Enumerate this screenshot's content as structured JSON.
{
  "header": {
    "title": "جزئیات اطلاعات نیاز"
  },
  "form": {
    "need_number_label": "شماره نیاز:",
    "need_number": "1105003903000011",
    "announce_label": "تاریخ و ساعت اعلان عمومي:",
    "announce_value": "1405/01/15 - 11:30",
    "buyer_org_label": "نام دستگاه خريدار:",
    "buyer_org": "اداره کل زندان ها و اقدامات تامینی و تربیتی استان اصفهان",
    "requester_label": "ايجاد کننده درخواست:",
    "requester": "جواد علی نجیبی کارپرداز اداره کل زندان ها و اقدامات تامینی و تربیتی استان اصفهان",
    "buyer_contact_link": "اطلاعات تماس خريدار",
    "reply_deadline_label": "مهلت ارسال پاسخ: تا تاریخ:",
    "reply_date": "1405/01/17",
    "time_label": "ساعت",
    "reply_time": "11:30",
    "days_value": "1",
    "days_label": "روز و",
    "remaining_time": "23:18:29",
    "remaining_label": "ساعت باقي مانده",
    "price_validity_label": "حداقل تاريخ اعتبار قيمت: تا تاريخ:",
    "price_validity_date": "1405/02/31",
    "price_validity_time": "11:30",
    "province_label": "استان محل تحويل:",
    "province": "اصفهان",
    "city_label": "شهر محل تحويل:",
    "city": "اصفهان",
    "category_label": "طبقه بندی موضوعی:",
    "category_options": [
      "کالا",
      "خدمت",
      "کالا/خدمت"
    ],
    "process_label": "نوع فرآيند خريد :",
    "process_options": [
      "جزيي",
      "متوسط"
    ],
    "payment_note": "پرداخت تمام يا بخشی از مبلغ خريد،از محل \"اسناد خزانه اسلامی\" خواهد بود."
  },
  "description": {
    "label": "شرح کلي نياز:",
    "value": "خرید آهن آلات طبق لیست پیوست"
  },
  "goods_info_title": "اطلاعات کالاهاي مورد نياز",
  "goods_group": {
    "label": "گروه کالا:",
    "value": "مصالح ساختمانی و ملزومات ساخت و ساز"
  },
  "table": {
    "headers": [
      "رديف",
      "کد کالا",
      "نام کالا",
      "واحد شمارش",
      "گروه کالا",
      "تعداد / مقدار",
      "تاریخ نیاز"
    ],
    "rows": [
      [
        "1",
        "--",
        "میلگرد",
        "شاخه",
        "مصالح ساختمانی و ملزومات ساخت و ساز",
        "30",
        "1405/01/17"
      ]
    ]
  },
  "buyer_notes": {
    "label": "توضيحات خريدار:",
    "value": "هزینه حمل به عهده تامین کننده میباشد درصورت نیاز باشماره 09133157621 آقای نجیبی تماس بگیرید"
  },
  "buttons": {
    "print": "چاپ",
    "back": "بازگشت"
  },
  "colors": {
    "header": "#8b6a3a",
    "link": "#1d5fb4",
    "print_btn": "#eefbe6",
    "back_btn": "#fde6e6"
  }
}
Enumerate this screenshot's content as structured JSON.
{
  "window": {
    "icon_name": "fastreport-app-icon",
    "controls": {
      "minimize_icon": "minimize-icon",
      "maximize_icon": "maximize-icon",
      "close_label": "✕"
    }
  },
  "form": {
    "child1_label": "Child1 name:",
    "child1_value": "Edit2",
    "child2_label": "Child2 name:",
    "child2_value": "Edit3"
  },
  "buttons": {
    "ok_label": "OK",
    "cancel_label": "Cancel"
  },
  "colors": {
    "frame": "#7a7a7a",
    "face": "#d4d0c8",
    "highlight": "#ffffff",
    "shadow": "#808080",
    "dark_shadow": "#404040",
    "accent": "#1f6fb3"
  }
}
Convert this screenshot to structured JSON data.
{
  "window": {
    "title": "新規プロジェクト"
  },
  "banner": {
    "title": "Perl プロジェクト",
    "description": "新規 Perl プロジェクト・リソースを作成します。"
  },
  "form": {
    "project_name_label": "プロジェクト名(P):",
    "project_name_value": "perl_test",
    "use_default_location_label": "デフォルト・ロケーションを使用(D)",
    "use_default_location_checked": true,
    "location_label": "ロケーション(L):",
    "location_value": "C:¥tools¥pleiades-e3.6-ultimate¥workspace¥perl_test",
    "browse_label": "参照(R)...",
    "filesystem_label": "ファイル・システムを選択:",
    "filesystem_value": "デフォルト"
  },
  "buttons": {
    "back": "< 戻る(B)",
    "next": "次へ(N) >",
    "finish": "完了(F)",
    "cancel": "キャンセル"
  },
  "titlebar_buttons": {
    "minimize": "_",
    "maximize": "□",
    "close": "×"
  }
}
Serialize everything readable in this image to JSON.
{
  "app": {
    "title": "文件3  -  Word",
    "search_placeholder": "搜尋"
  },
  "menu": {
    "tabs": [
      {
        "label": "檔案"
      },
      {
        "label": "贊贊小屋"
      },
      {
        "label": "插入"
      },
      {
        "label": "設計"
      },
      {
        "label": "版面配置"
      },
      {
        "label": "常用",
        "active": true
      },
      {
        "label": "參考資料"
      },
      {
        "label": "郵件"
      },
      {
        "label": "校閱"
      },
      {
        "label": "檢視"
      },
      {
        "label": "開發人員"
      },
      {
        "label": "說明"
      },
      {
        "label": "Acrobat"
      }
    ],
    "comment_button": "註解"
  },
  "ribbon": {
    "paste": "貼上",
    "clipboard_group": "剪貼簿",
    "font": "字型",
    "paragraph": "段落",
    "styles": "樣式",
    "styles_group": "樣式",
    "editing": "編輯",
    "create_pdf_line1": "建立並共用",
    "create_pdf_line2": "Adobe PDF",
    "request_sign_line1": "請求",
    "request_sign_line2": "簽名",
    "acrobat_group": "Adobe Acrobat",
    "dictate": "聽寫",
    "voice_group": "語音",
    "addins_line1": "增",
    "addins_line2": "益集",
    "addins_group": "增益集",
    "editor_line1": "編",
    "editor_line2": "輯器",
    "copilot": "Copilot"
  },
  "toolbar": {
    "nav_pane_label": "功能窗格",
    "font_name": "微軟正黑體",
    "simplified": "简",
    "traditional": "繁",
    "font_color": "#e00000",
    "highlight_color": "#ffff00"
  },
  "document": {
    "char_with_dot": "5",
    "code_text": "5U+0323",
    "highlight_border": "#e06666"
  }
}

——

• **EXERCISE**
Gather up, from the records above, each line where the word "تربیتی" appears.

• **SOLVED EXERCISE**
    "buyer_org": "اداره کل زندان ها و اقدامات تامینی و تربیتی استان اصفهان",
    "requester": "جواد علی نجیبی کارپرداز اداره کل زندان ها و اقدامات تامینی و تربیتی استان اصفهان",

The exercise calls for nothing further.